by our plans faithfully. Fashion, or criticism, or temporary weariness,

or fickleness of taste, leads us off; and we have to begin our work all

over. Look at the history of every noted invention; read the lives of

musicians who were born with genius, but wrought out triumph by

perseverance; and you will find abundant proof that without perseverance

nothing valuable can be accomplished.


George Stephenson's struggle for the adoption of his locomotive is

another noteworthy case in point. People said "he is crazy"; "his

roaring steam engine will set the houses on fire with its sparks"; "the

smoke will pollute the air"; "the carriage makers and coachmen will

starve for want of work." So intense was the opposition, that for three

whole days the matter was debated in the House of Commons; and on that

occasion a government inspector said that if a locomotive ever went ten

miles an hour, he would undertake to eat a stewed engine for breakfast.

"What can be more palpably absurd and ridiculous than the prospect held

out of locomotives traveling twice as fast as horses?" asked a writer

in the English _Quarterly Review_ for March, 1825. "We trust that

Parliament will, in all the railways it may grant, _limit the speed

to eight or nine miles an hour_, which we entirely agree, with Mr.

Sylvester, is as great as can be ventured upon."

This article referred to Stephenson's proposition to use his newly

invented locomotive instead of horses on the Liverpool and Manchester

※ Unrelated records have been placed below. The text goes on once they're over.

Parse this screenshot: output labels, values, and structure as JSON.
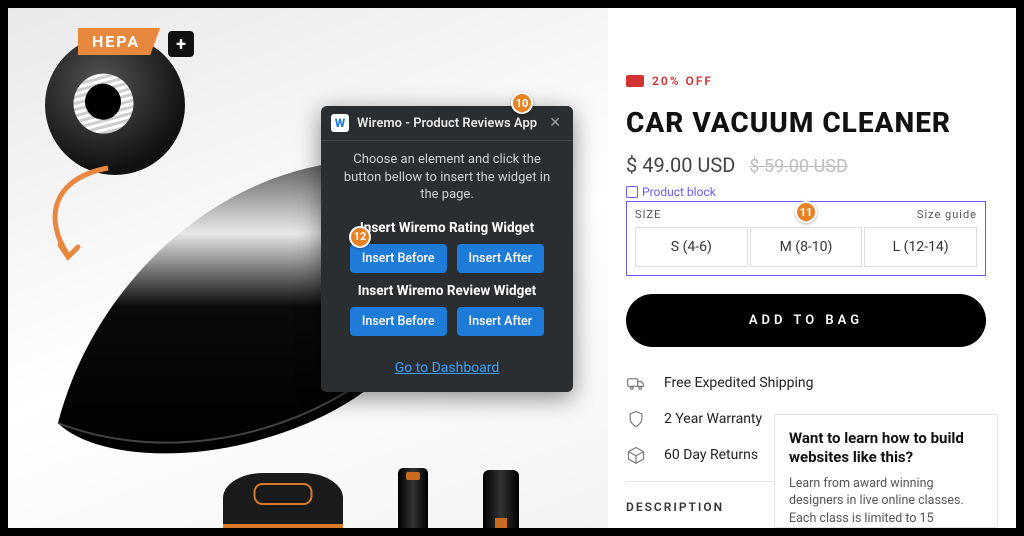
{
  "product": {
    "badge_text": "HEPA",
    "discount_label": "20% OFF",
    "title": "CAR VACUUM CLEANER",
    "price": "$ 49.00 USD",
    "price_old": "$ 59.00 USD",
    "block_label": "Product block",
    "size_header": "SIZE",
    "size_guide": "Size guide",
    "sizes": [
      "S  (4-6)",
      "M  (8-10)",
      "L  (12-14)"
    ],
    "add_to_bag": "ADD TO BAG",
    "features": [
      {
        "icon": "truck",
        "text": "Free Expedited Shipping"
      },
      {
        "icon": "shield",
        "text": "2 Year Warranty"
      },
      {
        "icon": "box",
        "text": "60 Day Returns"
      }
    ],
    "description_heading": "DESCRIPTION"
  },
  "promo": {
    "title": "Want to learn how to build websites like this?",
    "body": "Learn from award winning designers in live online classes. Each class is limited to 15"
  },
  "popup": {
    "app_name": "Wiremo - Product Reviews App",
    "instruction": "Choose an element and click the button bellow to insert the widget in the page.",
    "section_rating": "Insert Wiremo Rating Widget",
    "section_review": "Insert Wiremo Review Widget",
    "btn_before": "Insert Before",
    "btn_after": "Insert After",
    "dashboard": "Go to Dashboard"
  },
  "annotations": {
    "a10": "10",
    "a11": "11",
    "a12": "12"
  }
}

Railway, then in process of construction. The company referred the

matter to two leading English engineers, who reported that steam would

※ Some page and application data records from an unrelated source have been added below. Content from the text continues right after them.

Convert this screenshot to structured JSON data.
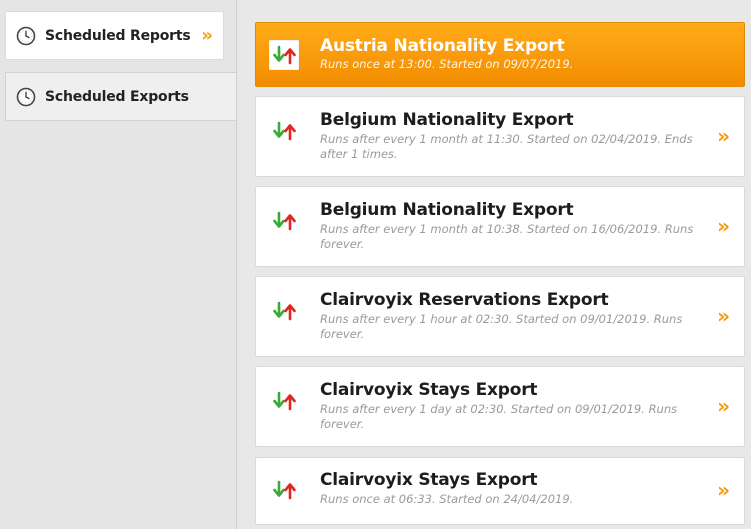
{
  "colors": {
    "accent": "#f39c12",
    "active_card": "#f7940a",
    "arrow_down": "#3aa93a",
    "arrow_up": "#e0261e"
  },
  "sidebar": {
    "items": [
      {
        "label": "Scheduled Reports",
        "icon": "clock-icon",
        "has_chevron": true,
        "selected": false
      },
      {
        "label": "Scheduled Exports",
        "icon": "clock-icon",
        "has_chevron": false,
        "selected": true
      }
    ],
    "chevron_glyph": "»"
  },
  "exports": {
    "chevron_glyph": "»",
    "items": [
      {
        "title": "Austria Nationality Export",
        "description": "Runs once at 13:00. Started on 09/07/2019.",
        "icon": "sort-arrows-icon",
        "active": true
      },
      {
        "title": "Belgium Nationality Export",
        "description": "Runs after every 1 month at 11:30. Started on 02/04/2019. Ends after 1 times.",
        "icon": "sort-arrows-icon",
        "active": false
      },
      {
        "title": "Belgium Nationality Export",
        "description": "Runs after every 1 month at 10:38. Started on 16/06/2019. Runs forever.",
        "icon": "sort-arrows-icon",
        "active": false
      },
      {
        "title": "Clairvoyix Reservations Export",
        "description": "Runs after every 1 hour at 02:30. Started on 09/01/2019. Runs forever.",
        "icon": "sort-arrows-icon",
        "active": false
      },
      {
        "title": "Clairvoyix Stays Export",
        "description": "Runs after every 1 day at 02:30. Started on 09/01/2019. Runs forever.",
        "icon": "sort-arrows-icon",
        "active": false
      },
      {
        "title": "Clairvoyix Stays Export",
        "description": "Runs once at 06:33. Started on 24/04/2019.",
        "icon": "sort-arrows-icon",
        "active": false
      }
    ]
  }
}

be desirable only when used in stationary engines one and a half miles

apart, drawing the cars by means of ropes and pulleys.

But Stephenson persuaded them to test his idea by offering a prize of

about twenty-five hundred dollars for the best locomotive produced at a

trial to take place October 6, 1829. On the eventful day, long waited

for, thousands of spectators assembled to watch the competition of four

engines, the "Novelty," the "Rocket," the "Perseverance," and the

"Sanspareil." The "Perseverance" could make but six miles an hour, and

so was ruled out, as the conditions called for at least ten. The

"Sanspareil" made an average of fourteen miles an hour, but as it burst

a water-pipe it lost its chance. The "Novelty" did splendidly, but also

burst a pipe, and was crowded out, leaving the "Rocket" to carry off

the honors with an average speed of fifteen miles an hour, the highest

rate attained being twenty-nine. This was Stephenson's locomotive, and

so fully vindicated his theory that the idea of stationary engines on

a railroad was completely exploded. He had picked up the fixed engines

which the genius of Watt had devised, and set them on wheels to draw

men and merchandise, against the most direful predictions of the

foremost engineers of his day.

[Footnote: See Smiles' "Life of George Stephenson" (new ed., 1874);

Jeaffreson and Pole's "Life of Robert Stephenson" (1864), and article

in Johnson's Cyclopedia, Vol. VII., p. 740.]